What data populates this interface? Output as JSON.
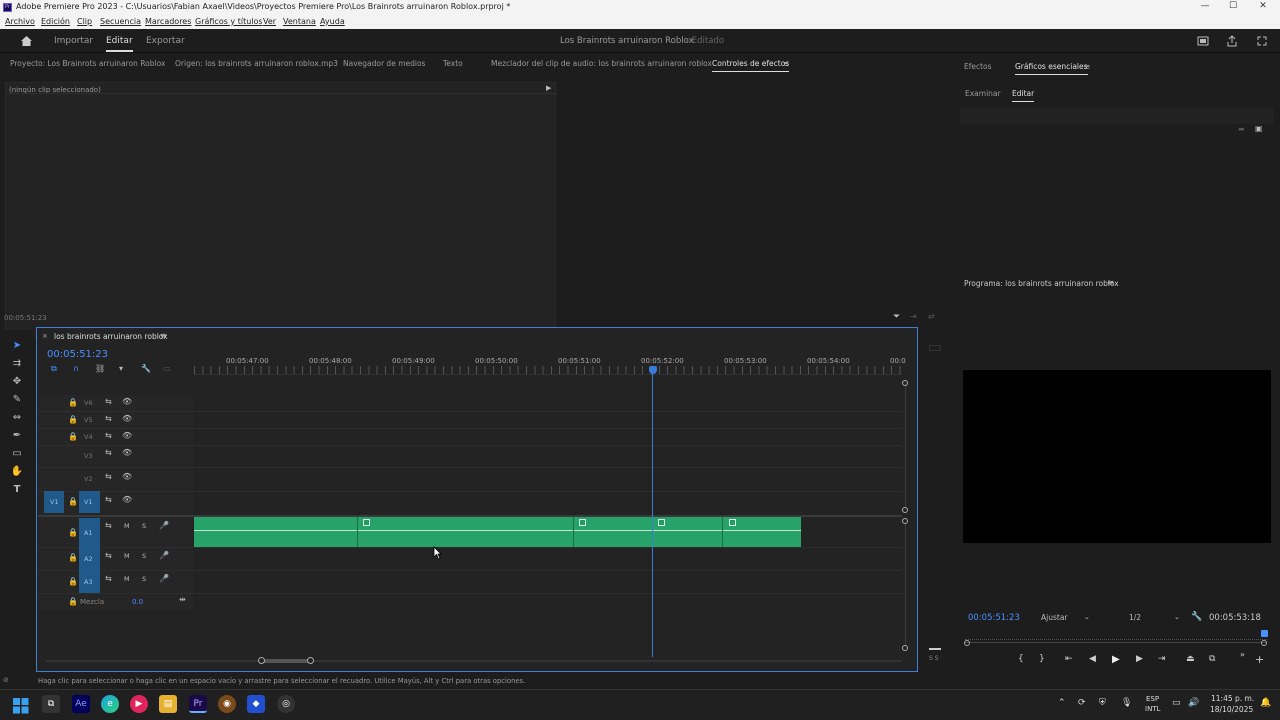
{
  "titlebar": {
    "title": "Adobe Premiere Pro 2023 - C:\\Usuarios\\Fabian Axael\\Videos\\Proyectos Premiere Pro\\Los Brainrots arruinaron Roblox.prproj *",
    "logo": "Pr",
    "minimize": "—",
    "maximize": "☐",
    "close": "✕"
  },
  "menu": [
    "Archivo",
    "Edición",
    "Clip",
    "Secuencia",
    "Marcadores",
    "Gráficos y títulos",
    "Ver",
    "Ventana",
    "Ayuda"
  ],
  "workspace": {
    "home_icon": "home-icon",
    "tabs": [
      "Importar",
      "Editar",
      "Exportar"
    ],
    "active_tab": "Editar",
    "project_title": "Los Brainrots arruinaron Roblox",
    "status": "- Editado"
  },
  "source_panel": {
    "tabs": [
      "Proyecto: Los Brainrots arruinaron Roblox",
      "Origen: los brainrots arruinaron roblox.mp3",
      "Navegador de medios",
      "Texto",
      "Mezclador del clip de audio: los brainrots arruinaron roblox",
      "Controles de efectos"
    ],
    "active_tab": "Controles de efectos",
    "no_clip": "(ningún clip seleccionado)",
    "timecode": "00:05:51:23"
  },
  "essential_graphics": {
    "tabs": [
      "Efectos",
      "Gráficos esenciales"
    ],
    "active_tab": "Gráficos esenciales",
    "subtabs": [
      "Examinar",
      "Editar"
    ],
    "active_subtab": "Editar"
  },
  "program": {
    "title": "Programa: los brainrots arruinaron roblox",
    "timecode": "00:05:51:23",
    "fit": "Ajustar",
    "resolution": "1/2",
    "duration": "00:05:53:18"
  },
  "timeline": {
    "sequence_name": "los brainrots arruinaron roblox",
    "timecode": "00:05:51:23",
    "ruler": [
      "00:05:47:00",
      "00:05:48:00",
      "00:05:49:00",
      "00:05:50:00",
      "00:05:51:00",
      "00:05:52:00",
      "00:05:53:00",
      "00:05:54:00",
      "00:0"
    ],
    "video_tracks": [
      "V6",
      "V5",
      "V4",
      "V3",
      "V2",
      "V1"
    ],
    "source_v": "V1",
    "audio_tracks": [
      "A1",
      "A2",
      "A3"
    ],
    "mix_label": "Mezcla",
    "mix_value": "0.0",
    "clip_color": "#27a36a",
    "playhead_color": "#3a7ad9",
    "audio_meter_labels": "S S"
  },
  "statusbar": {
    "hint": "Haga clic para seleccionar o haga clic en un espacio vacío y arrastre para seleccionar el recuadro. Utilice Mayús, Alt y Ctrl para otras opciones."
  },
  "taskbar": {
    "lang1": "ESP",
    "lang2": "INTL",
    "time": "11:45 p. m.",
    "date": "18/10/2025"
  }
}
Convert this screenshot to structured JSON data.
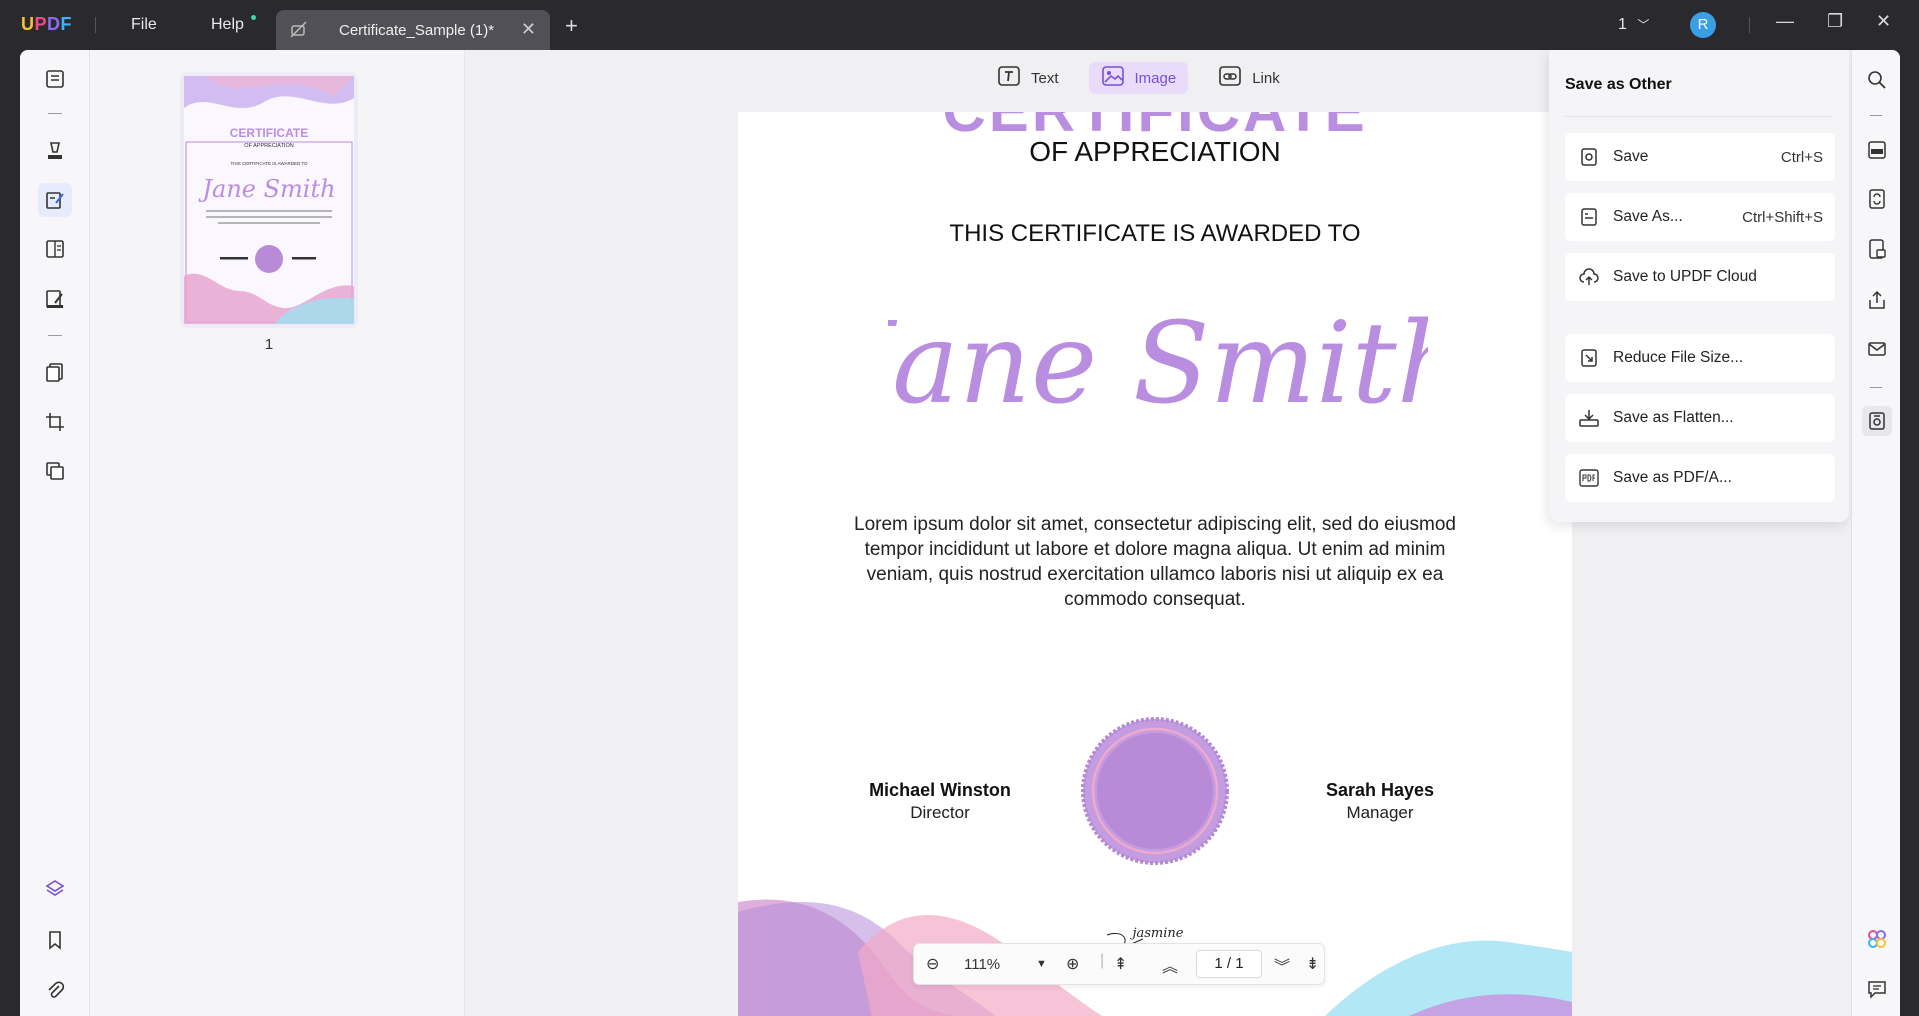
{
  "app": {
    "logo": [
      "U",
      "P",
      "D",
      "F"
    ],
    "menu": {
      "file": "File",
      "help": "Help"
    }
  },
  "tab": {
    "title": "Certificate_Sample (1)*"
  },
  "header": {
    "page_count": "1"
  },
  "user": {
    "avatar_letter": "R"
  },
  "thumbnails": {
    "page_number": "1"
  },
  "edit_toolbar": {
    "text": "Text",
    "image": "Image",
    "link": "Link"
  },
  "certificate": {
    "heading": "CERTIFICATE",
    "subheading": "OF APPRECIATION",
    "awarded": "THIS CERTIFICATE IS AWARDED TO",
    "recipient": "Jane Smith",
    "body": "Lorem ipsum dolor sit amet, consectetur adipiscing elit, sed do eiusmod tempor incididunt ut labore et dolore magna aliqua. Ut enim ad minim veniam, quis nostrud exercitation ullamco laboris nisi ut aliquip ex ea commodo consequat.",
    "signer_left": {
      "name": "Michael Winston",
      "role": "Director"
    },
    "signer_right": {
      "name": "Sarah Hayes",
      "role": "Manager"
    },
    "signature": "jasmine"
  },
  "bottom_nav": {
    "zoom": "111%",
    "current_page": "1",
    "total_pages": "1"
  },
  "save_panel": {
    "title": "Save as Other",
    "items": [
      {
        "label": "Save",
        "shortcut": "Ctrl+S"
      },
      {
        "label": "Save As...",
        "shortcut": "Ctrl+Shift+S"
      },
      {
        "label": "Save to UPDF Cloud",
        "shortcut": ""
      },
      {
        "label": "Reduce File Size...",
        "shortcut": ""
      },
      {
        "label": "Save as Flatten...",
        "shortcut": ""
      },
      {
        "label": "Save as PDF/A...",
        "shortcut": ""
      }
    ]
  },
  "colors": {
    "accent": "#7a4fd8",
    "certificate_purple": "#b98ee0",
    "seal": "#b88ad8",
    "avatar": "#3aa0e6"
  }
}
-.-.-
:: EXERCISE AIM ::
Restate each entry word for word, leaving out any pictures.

:: SOLUTION TO THE PROBLEM ::
What data populates this interface? Output as JSON.
{
  "titlebar": {
    "title": "Adobe Premiere Pro 2023 - C:\\Usuarios\\Fabian Axael\\Videos\\Proyectos Premiere Pro\\Los Brainrots arruinaron Roblox.prproj *",
    "logo": "Pr",
    "minimize": "—",
    "maximize": "☐",
    "close": "✕"
  },
  "menu": [
    "Archivo",
    "Edición",
    "Clip",
    "Secuencia",
    "Marcadores",
    "Gráficos y títulos",
    "Ver",
    "Ventana",
    "Ayuda"
  ],
  "workspace": {
    "home_icon": "home-icon",
    "tabs": [
      "Importar",
      "Editar",
      "Exportar"
    ],
    "active_tab": "Editar",
    "project_title": "Los Brainrots arruinaron Roblox",
    "status": "- Editado"
  },
  "source_panel": {
    "tabs": [
      "Proyecto: Los Brainrots arruinaron Roblox",
      "Origen: los brainrots arruinaron roblox.mp3",
      "Navegador de medios",
      "Texto",
      "Mezclador del clip de audio: los brainrots arruinaron roblox",
      "Controles de efectos"
    ],
    "active_tab": "Controles de efectos",
    "no_clip": "(ningún clip seleccionado)",
    "timecode": "00:05:51:23"
  },
  "essential_graphics": {
    "tabs": [
      "Efectos",
      "Gráficos esenciales"
    ],
    "active_tab": "Gráficos esenciales",
    "subtabs": [
      "Examinar",
      "Editar"
    ],
    "active_subtab": "Editar"
  },
  "program": {
    "title": "Programa: los brainrots arruinaron roblox",
    "timecode": "00:05:51:23",
    "fit": "Ajustar",
    "resolution": "1/2",
    "duration": "00:05:53:18"
  },
  "timeline": {
    "sequence_name": "los brainrots arruinaron roblox",
    "timecode": "00:05:51:23",
    "ruler": [
      "00:05:47:00",
      "00:05:48:00",
      "00:05:49:00",
      "00:05:50:00",
      "00:05:51:00",
      "00:05:52:00",
      "00:05:53:00",
      "00:05:54:00",
      "00:0"
    ],
    "video_tracks": [
      "V6",
      "V5",
      "V4",
      "V3",
      "V2",
      "V1"
    ],
    "source_v": "V1",
    "audio_tracks": [
      "A1",
      "A2",
      "A3"
    ],
    "mix_label": "Mezcla",
    "mix_value": "0.0",
    "clip_color": "#27a36a",
    "playhead_color": "#3a7ad9",
    "audio_meter_labels": "S S"
  },
  "statusbar": {
    "hint": "Haga clic para seleccionar o haga clic en un espacio vacío y arrastre para seleccionar el recuadro. Utilice Mayús, Alt y Ctrl para otras opciones."
  },
  "taskbar": {
    "lang1": "ESP",
    "lang2": "INTL",
    "time": "11:45 p. m.",
    "date": "18/10/2025"
  }
}
Convert this screenshot to structured JSON data.
{
  "app": {
    "logo": [
      "U",
      "P",
      "D",
      "F"
    ],
    "menu": {
      "file": "File",
      "help": "Help"
    }
  },
  "tab": {
    "title": "Certificate_Sample (1)*"
  },
  "header": {
    "page_count": "1"
  },
  "user": {
    "avatar_letter": "R"
  },
  "thumbnails": {
    "page_number": "1"
  },
  "edit_toolbar": {
    "text": "Text",
    "image": "Image",
    "link": "Link"
  },
  "certificate": {
    "heading": "CERTIFICATE",
    "subheading": "OF APPRECIATION",
    "awarded": "THIS CERTIFICATE IS AWARDED TO",
    "recipient": "Jane Smith",
    "body": "Lorem ipsum dolor sit amet, consectetur adipiscing elit, sed do eiusmod tempor incididunt ut labore et dolore magna aliqua. Ut enim ad minim veniam, quis nostrud exercitation ullamco laboris nisi ut aliquip ex ea commodo consequat.",
    "signer_left": {
      "name": "Michael Winston",
      "role": "Director"
    },
    "signer_right": {
      "name": "Sarah Hayes",
      "role": "Manager"
    },
    "signature": "jasmine"
  },
  "bottom_nav": {
    "zoom": "111%",
    "current_page": "1",
    "total_pages": "1"
  },
  "save_panel": {
    "title": "Save as Other",
    "items": [
      {
        "label": "Save",
        "shortcut": "Ctrl+S"
      },
      {
        "label": "Save As...",
        "shortcut": "Ctrl+Shift+S"
      },
      {
        "label": "Save to UPDF Cloud",
        "shortcut": ""
      },
      {
        "label": "Reduce File Size...",
        "shortcut": ""
      },
      {
        "label": "Save as Flatten...",
        "shortcut": ""
      },
      {
        "label": "Save as PDF/A...",
        "shortcut": ""
      }
    ]
  },
  "colors": {
    "accent": "#7a4fd8",
    "certificate_purple": "#b98ee0",
    "seal": "#b88ad8",
    "avatar": "#3aa0e6"
  }
}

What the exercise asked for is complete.